For the entries below, how many lines include the word "time"? Give the figure and nothing more.

MATERIAL FOR THE TASK below:

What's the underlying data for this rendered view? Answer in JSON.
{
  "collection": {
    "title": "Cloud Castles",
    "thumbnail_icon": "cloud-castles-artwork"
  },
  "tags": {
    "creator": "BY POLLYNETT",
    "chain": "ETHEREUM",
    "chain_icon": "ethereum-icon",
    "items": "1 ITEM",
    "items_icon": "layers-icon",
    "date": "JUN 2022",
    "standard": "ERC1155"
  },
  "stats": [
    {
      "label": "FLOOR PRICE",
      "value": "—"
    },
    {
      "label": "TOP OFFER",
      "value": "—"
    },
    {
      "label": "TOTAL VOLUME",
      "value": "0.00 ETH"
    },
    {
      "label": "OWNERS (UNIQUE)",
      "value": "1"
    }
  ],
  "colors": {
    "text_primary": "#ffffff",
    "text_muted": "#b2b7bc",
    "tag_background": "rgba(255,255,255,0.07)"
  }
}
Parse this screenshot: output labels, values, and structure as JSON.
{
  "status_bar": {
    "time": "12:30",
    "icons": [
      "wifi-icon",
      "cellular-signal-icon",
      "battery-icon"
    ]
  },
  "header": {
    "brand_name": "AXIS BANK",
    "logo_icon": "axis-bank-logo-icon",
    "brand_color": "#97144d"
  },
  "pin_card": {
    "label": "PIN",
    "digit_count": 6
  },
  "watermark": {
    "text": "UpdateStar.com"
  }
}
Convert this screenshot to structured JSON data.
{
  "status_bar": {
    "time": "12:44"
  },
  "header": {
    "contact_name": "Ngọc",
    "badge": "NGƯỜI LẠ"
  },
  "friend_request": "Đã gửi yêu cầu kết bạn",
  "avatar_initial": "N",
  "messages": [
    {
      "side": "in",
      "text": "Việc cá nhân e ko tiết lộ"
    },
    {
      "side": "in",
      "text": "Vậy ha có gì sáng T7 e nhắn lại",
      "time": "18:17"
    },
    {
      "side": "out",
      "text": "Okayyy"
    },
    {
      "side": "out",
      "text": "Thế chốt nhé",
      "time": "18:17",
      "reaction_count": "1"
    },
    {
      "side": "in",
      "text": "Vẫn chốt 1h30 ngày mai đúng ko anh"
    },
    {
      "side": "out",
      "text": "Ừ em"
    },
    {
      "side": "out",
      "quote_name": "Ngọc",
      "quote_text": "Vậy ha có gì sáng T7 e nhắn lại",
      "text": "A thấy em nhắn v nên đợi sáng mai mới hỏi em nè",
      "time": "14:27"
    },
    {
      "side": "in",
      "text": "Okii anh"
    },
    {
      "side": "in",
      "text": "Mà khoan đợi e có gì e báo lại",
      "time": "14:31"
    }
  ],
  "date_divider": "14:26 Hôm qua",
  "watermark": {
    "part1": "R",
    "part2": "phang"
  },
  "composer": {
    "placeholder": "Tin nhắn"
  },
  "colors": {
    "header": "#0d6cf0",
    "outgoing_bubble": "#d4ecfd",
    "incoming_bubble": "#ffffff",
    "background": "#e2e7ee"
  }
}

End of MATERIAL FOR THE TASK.

**ANSWER SPACE**
6